The gap between the first two Barbary Wars is a very instructive warning to us. After a successful invasion of Tripoli in 1805 forced a peace treaty and a presumed end to Barbary terrorism, the War of 1812 provided an effective distraction for US troops and its leadership. We turned our backs and once again reluctantly paid hefty ransoms just to sail the seas unfettered. In 1815 we waged another war on North Africa, and forced another peace treaty. But this time, we left ships there to enforce it.
Obama’s foreign policy muscle is untested. If we think him frighteningly conflict-averse now, it’s nearly impossible to imagine him ordering our marines to the shores of Somalia, where President Clinton twice pulled out too early.
But the burden of defeating Somali pirates cannot be borne by America alone. Our forces are already stretched thin by war in Iraq and Afghanistan. To dedicate sufficient naval assets to the Somali problem would deprive us of the means of fighting elsewhere.
Obama favors “soft power”: diplomacy between nations to defuse crises. This is impossible with Somalia, which has no government with which we could negotiate and which has any power to stop the piracy. Hard power must be deployed — possibly even to provide an interim government in Somalia — and that hard power must be that of the other Western nations and India that are capable of doing so.

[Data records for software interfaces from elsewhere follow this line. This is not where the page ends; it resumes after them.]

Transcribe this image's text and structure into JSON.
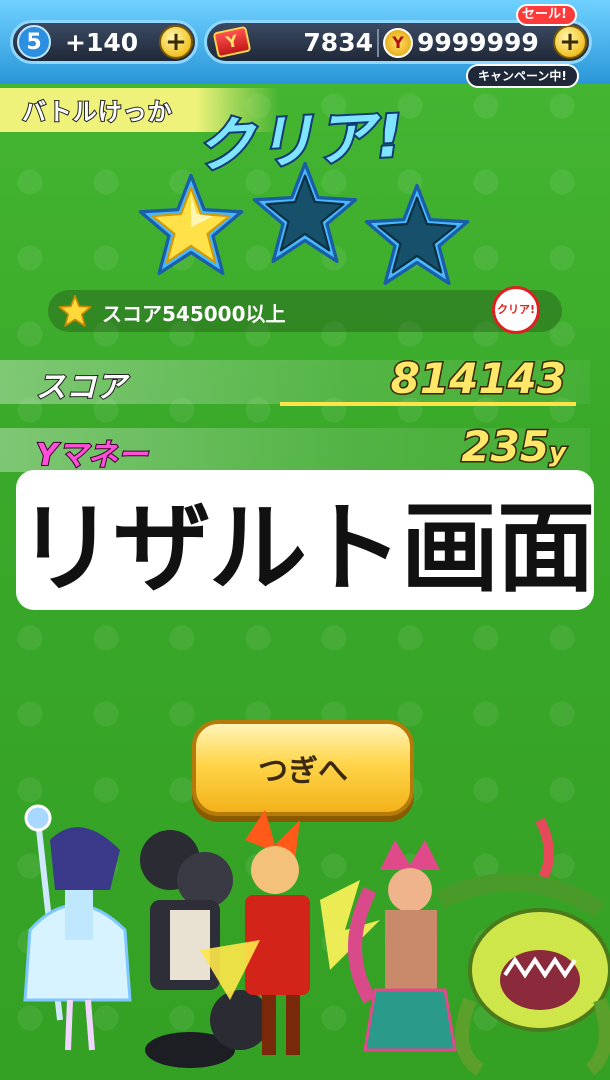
{
  "top_bar": {
    "level": "5",
    "stamina": "+140",
    "ticket_count": "7834",
    "money_count": "9999999",
    "sale_tag": "セール!",
    "campaign_tag": "キャンペーン中!"
  },
  "header": {
    "battle_label": "バトルけっか",
    "clear_title": "クリア!"
  },
  "stars": {
    "earned": 1,
    "total": 3
  },
  "condition": {
    "text": "スコア545000以上",
    "badge": "クリア!"
  },
  "results": {
    "score_label": "スコア",
    "score_value": "814143",
    "money_label": "Yマネー",
    "money_value": "235",
    "money_unit": "y"
  },
  "overlay_caption": "リザルト画面",
  "next_button": "つぎへ",
  "colors": {
    "background": "#3aa92a",
    "topbar": "#2a96d8",
    "score_value": "#ffe76a",
    "money_label": "#ff4fd8",
    "button": "#ffd54a"
  }
}
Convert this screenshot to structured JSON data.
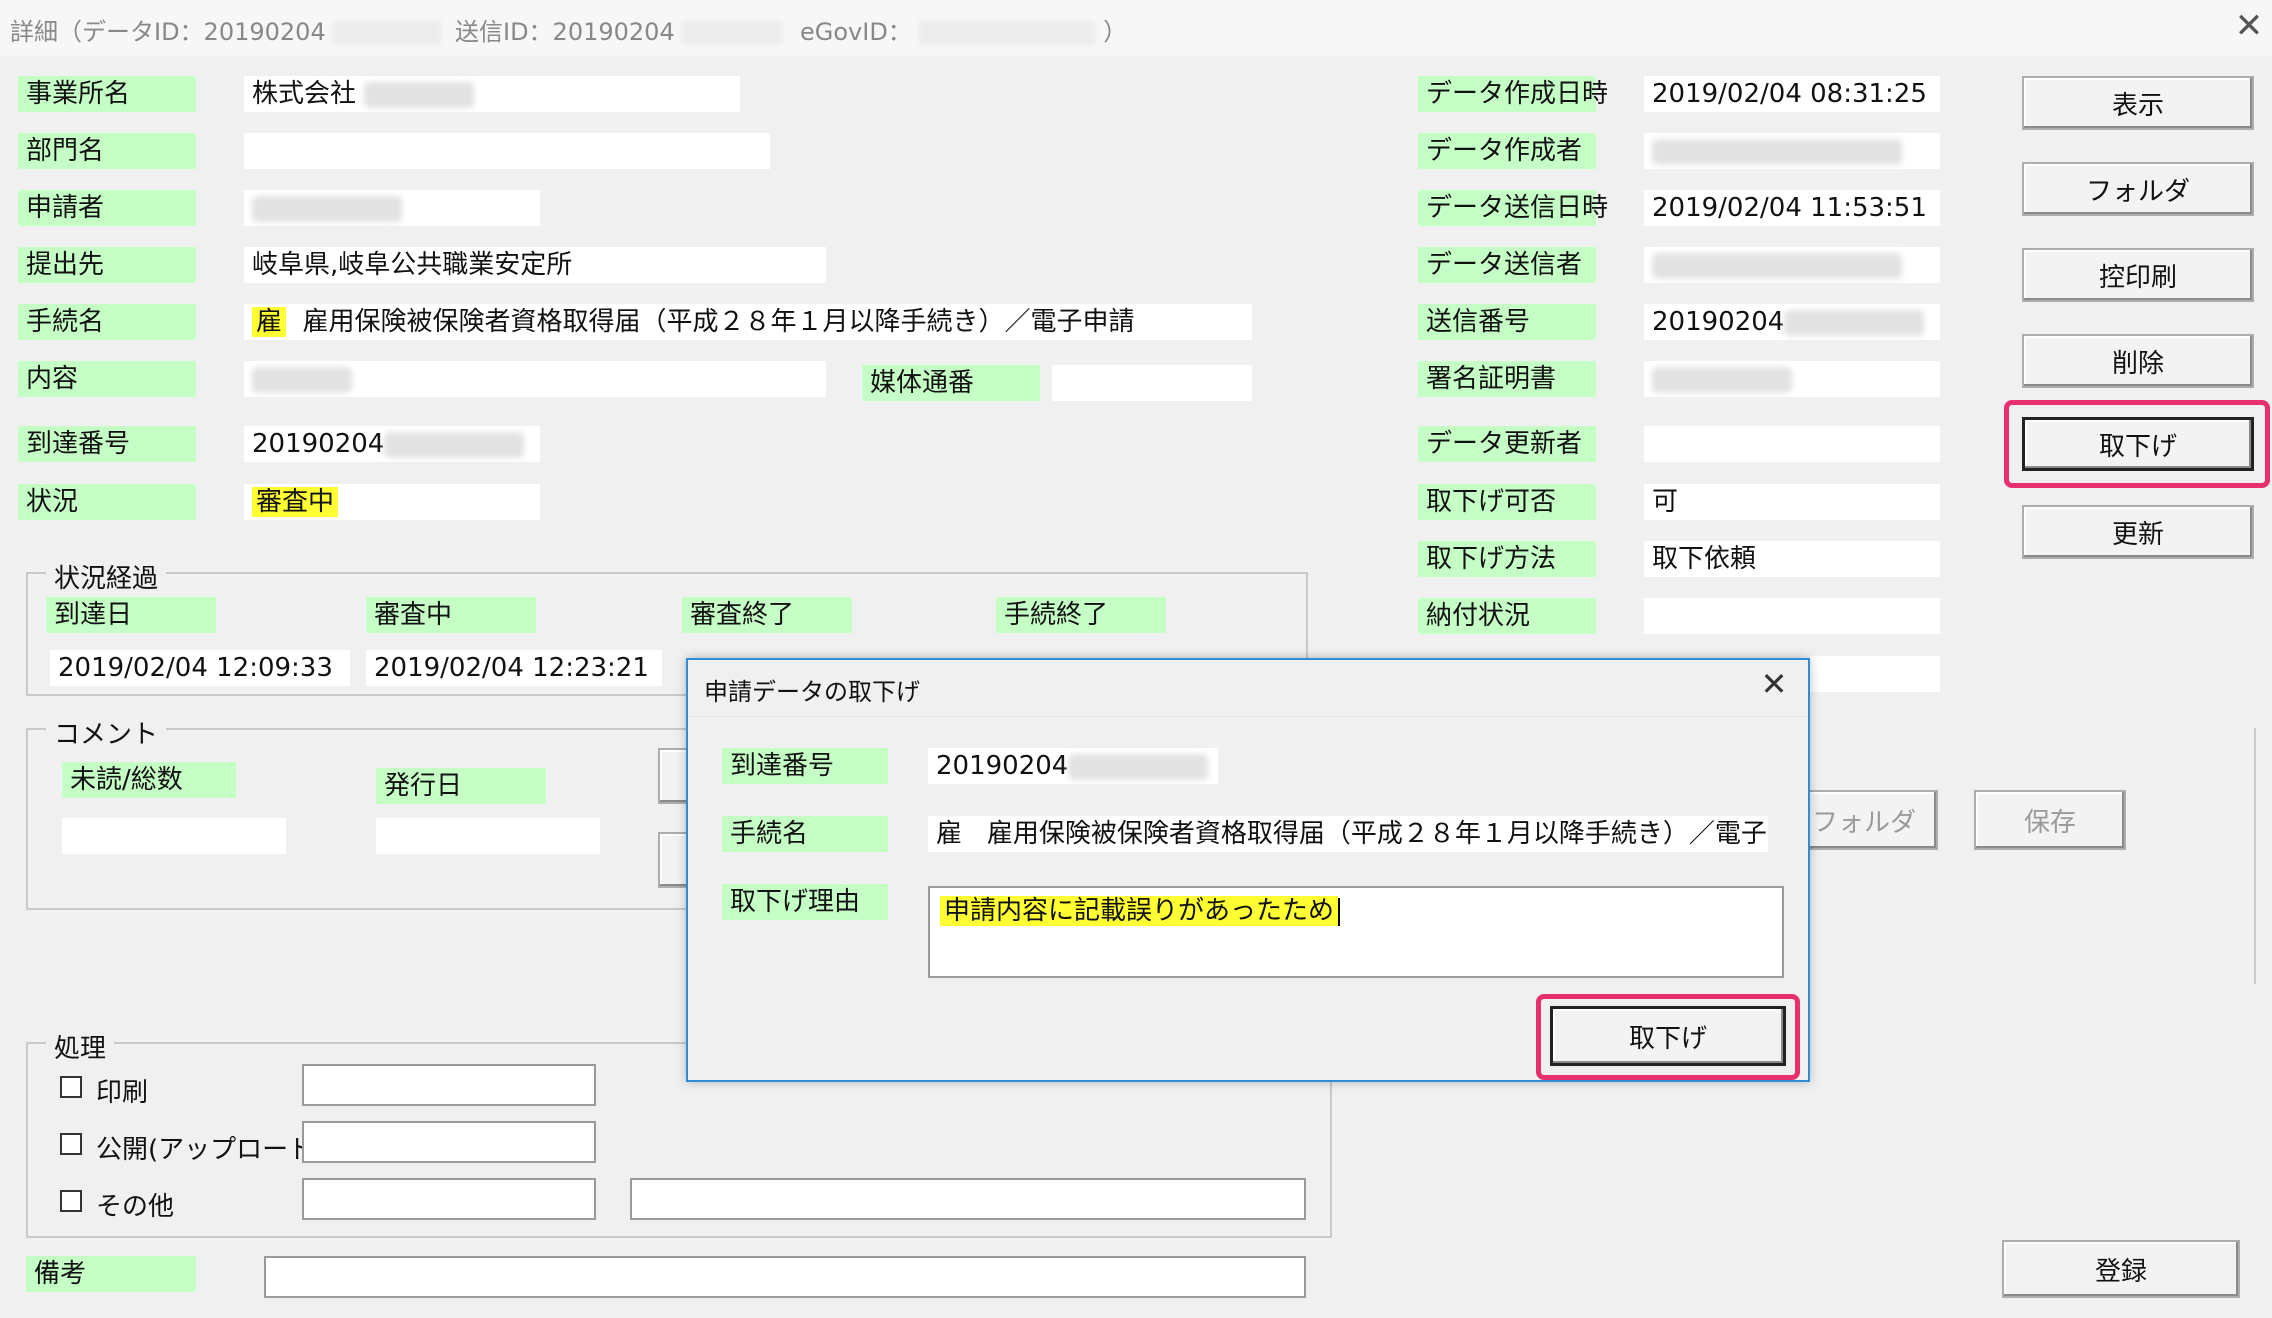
{
  "window": {
    "title_prefix": "詳細（データID：20190204",
    "send_id_label": "送信ID：20190204",
    "egov_label": "eGovID：",
    "title_suffix": "）"
  },
  "fields": {
    "office_label": "事業所名",
    "office_value": "株式会社",
    "dept_label": "部門名",
    "dept_value": "",
    "applicant_label": "申請者",
    "submit_to_label": "提出先",
    "submit_to_value": "岐阜県,岐阜公共職業安定所",
    "procedure_label": "手続名",
    "procedure_tag": "雇",
    "procedure_value": "雇用保険被保険者資格取得届（平成２８年１月以降手続き）／電子申請",
    "content_label": "内容",
    "media_label": "媒体通番",
    "arrival_no_label": "到達番号",
    "arrival_no_value": "20190204",
    "status_label": "状況",
    "status_value": "審査中"
  },
  "right_fields": {
    "created_at_label": "データ作成日時",
    "created_at_value": "2019/02/04 08:31:25",
    "created_by_label": "データ作成者",
    "sent_at_label": "データ送信日時",
    "sent_at_value": "2019/02/04 11:53:51",
    "sent_by_label": "データ送信者",
    "send_no_label": "送信番号",
    "send_no_value": "20190204",
    "cert_label": "署名証明書",
    "updated_by_label": "データ更新者",
    "withdraw_possible_label": "取下げ可否",
    "withdraw_possible_value": "可",
    "withdraw_method_label": "取下げ方法",
    "withdraw_method_value": "取下依頼",
    "payment_label": "納付状況"
  },
  "buttons": {
    "display": "表示",
    "folder": "フォルダ",
    "print_copy": "控印刷",
    "delete": "削除",
    "withdraw": "取下げ",
    "update": "更新",
    "comment_folder": "フォルダ",
    "comment_save": "保存",
    "register": "登録"
  },
  "progress": {
    "legend": "状況経過",
    "arrival_label": "到達日",
    "arrival_value": "2019/02/04 12:09:33",
    "review_label": "審査中",
    "review_value": "2019/02/04 12:23:21",
    "review_end_label": "審査終了",
    "proc_end_label": "手続終了"
  },
  "comment": {
    "legend": "コメント",
    "unread_label": "未読/総数",
    "issue_date_label": "発行日"
  },
  "processing": {
    "legend": "処理",
    "print_label": "印刷",
    "publish_label": "公開(アップロード)",
    "other_label": "その他"
  },
  "remarks_label": "備考",
  "dialog": {
    "title": "申請データの取下げ",
    "arrival_no_label": "到達番号",
    "arrival_no_value": "20190204",
    "procedure_label": "手続名",
    "procedure_tag": "雇",
    "procedure_value": "雇用保険被保険者資格取得届（平成２８年１月以降手続き）／電子",
    "reason_label": "取下げ理由",
    "reason_value": "申請内容に記載誤りがあったため",
    "withdraw_button": "取下げ"
  },
  "colors": {
    "label_bg": "#c6ffc6",
    "highlight": "#ffff33",
    "focus_ring": "#e8306e",
    "dialog_border": "#2f8bd6"
  }
}
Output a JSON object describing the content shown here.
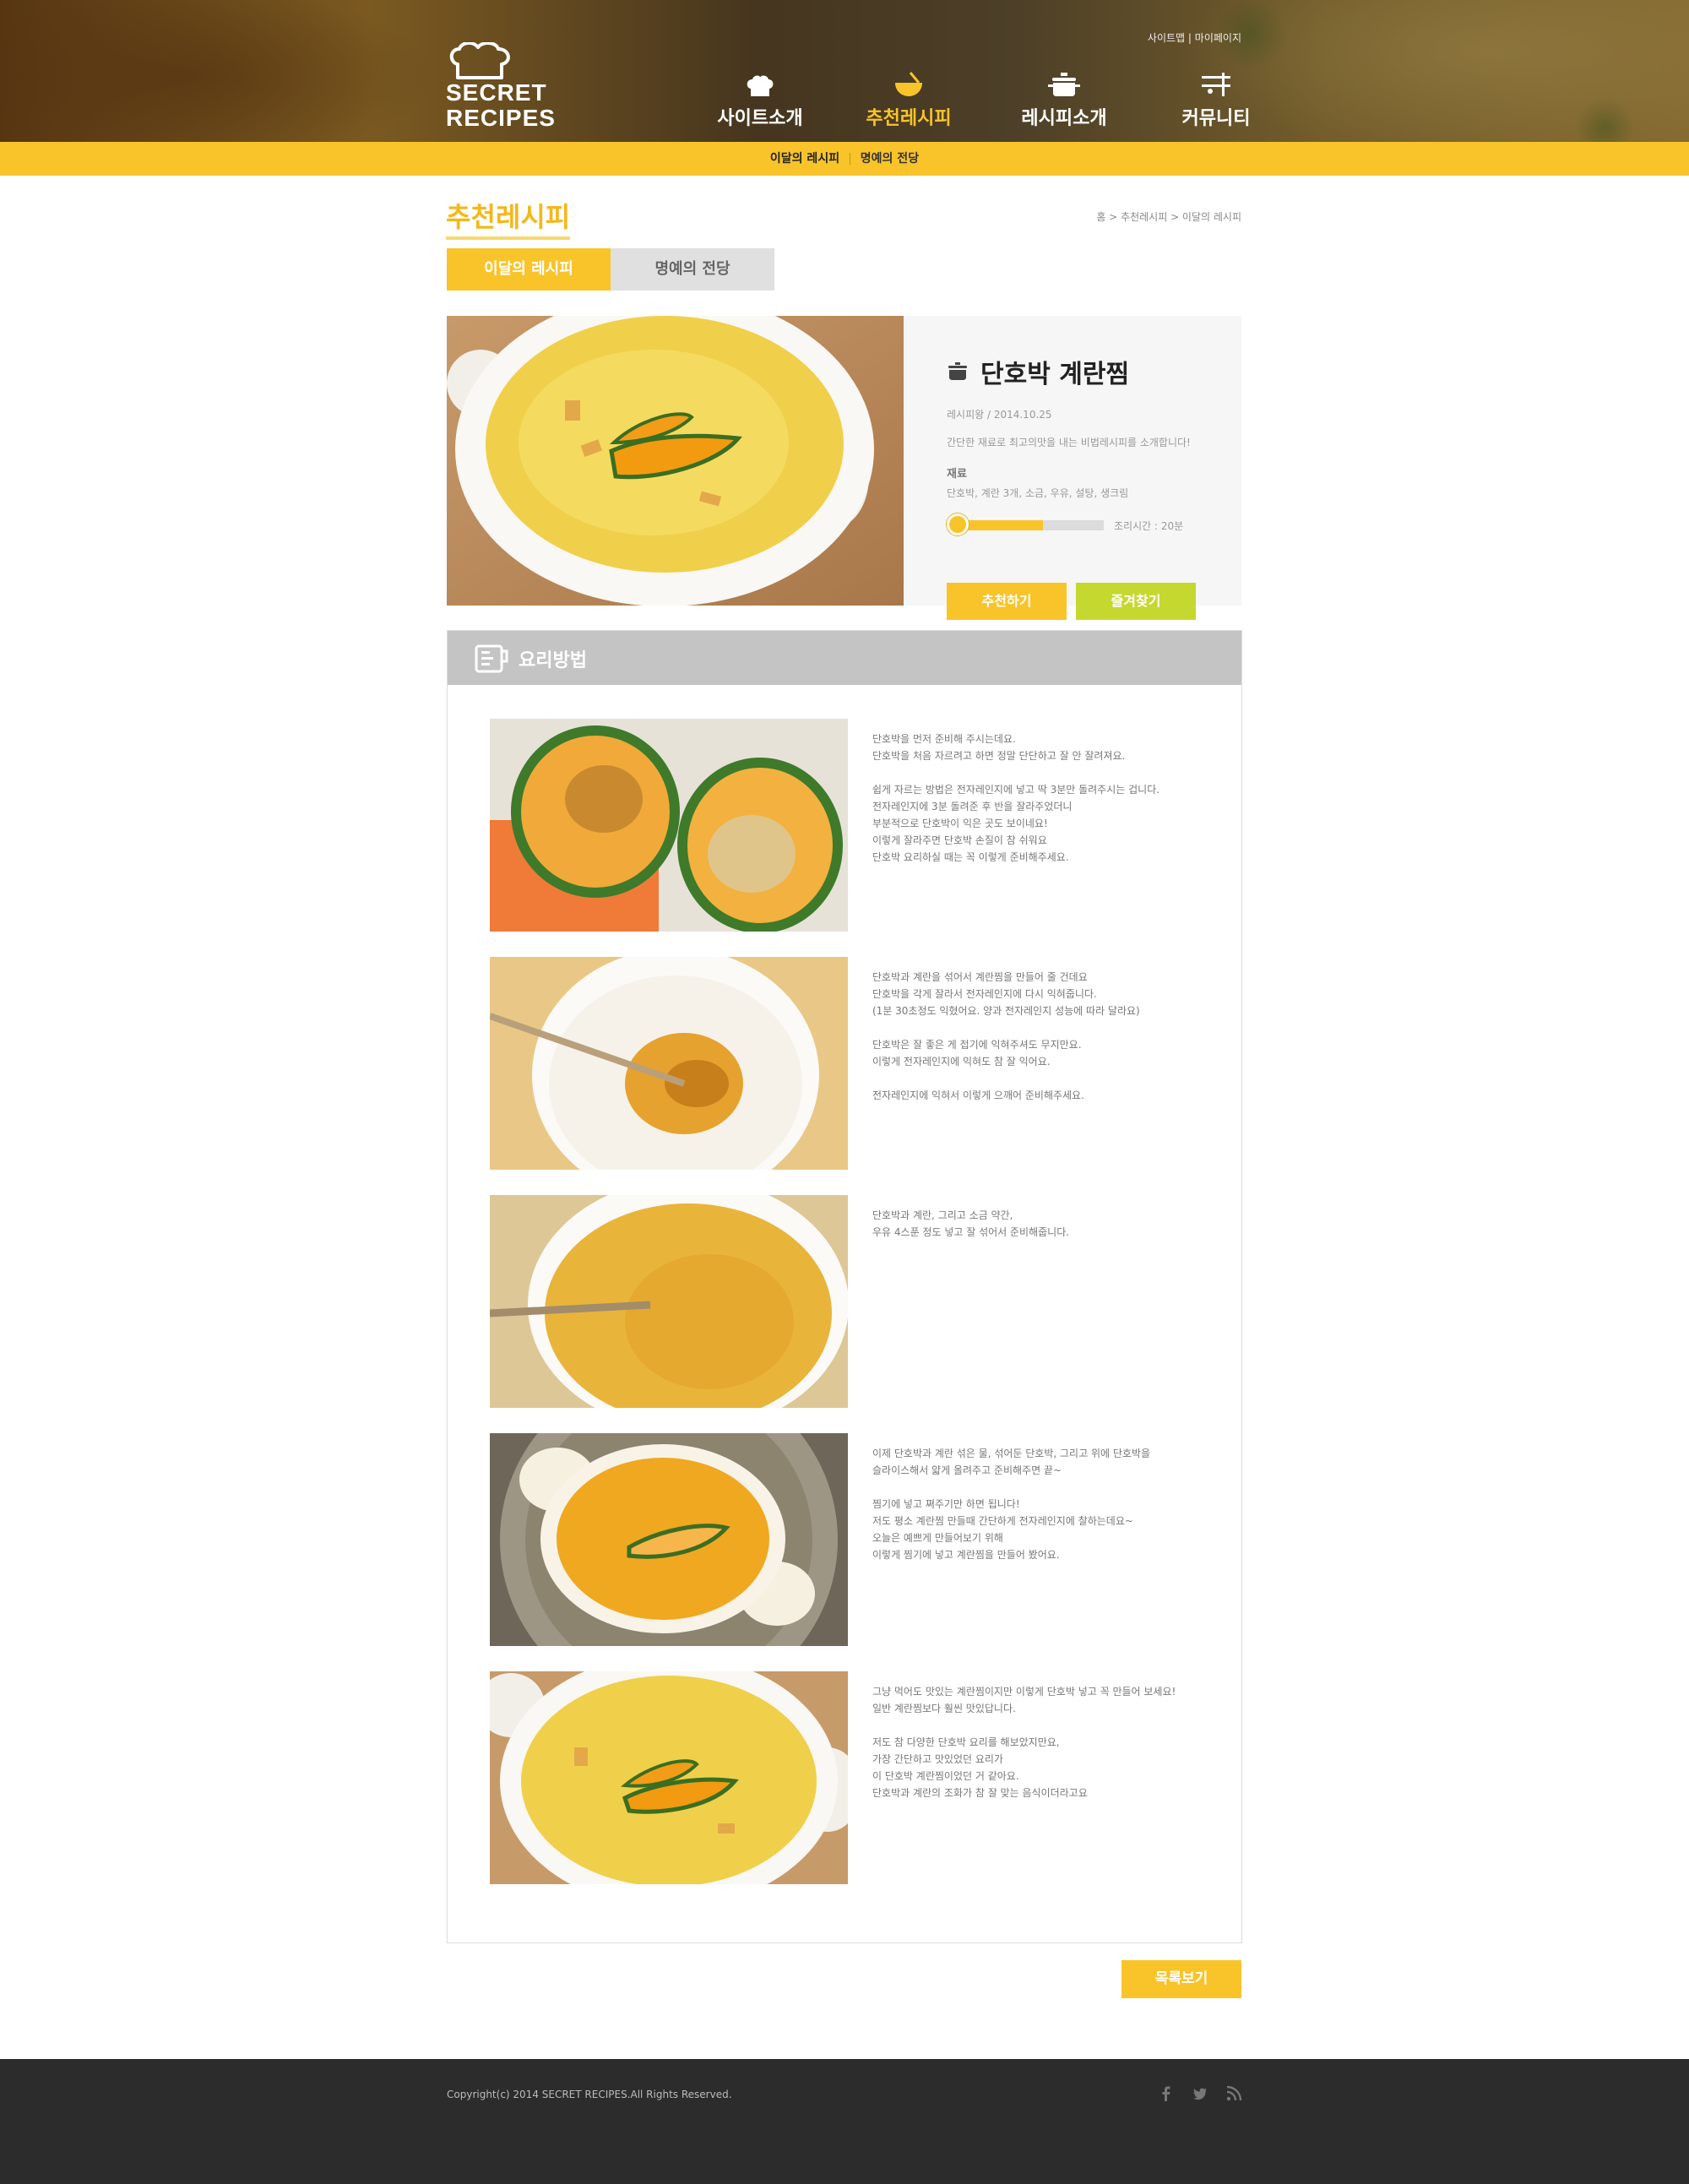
{
  "header": {
    "logo_line1": "SECRET",
    "logo_line2": "RECIPES",
    "util_sitemap": "사이트맵",
    "util_sep": "|",
    "util_mypage": "마이페이지",
    "nav": [
      {
        "label": "사이트소개",
        "icon": "chef-hat-icon"
      },
      {
        "label": "추천레시피",
        "icon": "bowl-icon",
        "active": true
      },
      {
        "label": "레시피소개",
        "icon": "pot-icon"
      },
      {
        "label": "커뮤니티",
        "icon": "utensils-icon"
      }
    ]
  },
  "subnav": {
    "item1": "이달의 레시피",
    "sep": "|",
    "item2": "명예의 전당"
  },
  "page": {
    "title": "추천레시피",
    "breadcrumb": "홈 > 추천레시피 > 이달의 레시피",
    "tabs": [
      "이달의 레시피",
      "명예의 전당"
    ]
  },
  "recipe": {
    "title": "단호박 계란찜",
    "meta": "레시피왕 / 2014.10.25",
    "description": "간단한 재료로 최고의맛을 내는 비법레시피를 소개합니다!",
    "ingredients_heading": "재료",
    "ingredients": "단호박, 계란 3개, 소금, 우유, 설탕, 생크림",
    "time_label": "조리시간 : 20분",
    "time_progress": 0.6,
    "recommend_label": "추천하기",
    "favorite_label": "즐겨찾기"
  },
  "method": {
    "heading": "요리방법",
    "steps": [
      {
        "text": "단호박을 먼저 준비해 주시는데요.\n단호박을 처음 자르려고 하면 정말 단단하고 잘 안 잘려져요.\n\n쉽게 자르는 방법은 전자레인지에 넣고 딱 3분만 돌려주시는 겁니다.\n전자레인지에 3분 돌려준 후 반을 잘라주었더니\n부분적으로 단호박이 익은 곳도 보이네요!\n이렇게 잘라주면 단호박 손질이 참 쉬워요\n단호박 요리하실 때는 꼭 이렇게 준비해주세요."
      },
      {
        "text": "단호박과 계란을 섞어서 계란찜을 만들어 줄 건데요\n단호박을 각게 잘라서 전자레인지에 다시 익혀줍니다.\n(1분 30초정도 익혔어요. 양과 전자레인지 성능에 따라 달라요)\n\n단호박은 잘 좋은 게 접기에 익혀주셔도 무지만요.\n이렇게 전자레인지에 익혀도 참 잘 익어요.\n\n전자레인지에 익혀서 이렇게 으깨어 준비해주세요."
      },
      {
        "text": "단호박과 계란, 그리고 소금 약간,\n우유 4스푼 정도 넣고 잘 섞어서 준비해줍니다."
      },
      {
        "text": "이제 단호박과 계란 섞은 물, 섞어둔 단호박, 그리고 위에 단호박을\n슬라이스해서 얇게 올려주고 준비해주면 끝~\n\n찜기에 넣고 쪄주기만 하면 됩니다!\n저도 평소 계란찜 만들때 간단하게 전자레인지에 찰하는데요~\n오늘은 예쁘게 만들어보기 위해\n이렇게 찜기에 넣고 계란찜을 만들어 봤어요."
      },
      {
        "text": "그냥 먹어도 맛있는 계란찜이지만 이렇게 단호박 넣고 꼭 만들어 보세요!\n일반 계란찜보다 훨씬 맛있답니다.\n\n저도 참 다양한 단호박 요리를 해보았지만요,\n가장 간단하고 맛있었던 요리가\n이 단호박 계란찜이었던 거 같아요.\n단호박과 계란의 조화가 참 잘 맞는 음식이더라고요"
      }
    ]
  },
  "list_button": "목록보기",
  "footer": {
    "copyright": "Copyright(c) 2014 SECRET RECIPES.All Rights Reserved.",
    "sns": [
      "facebook-icon",
      "twitter-icon",
      "rss-icon"
    ]
  },
  "colors": {
    "accent": "#f8c42a",
    "favorite": "#c5d82f",
    "footer": "#2c2c2c",
    "method_header": "#c4c4c4"
  }
}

The Indian navy is a very capable force. Joined with British, French and possibly some small American force and united under a joint command, it can solve this problem.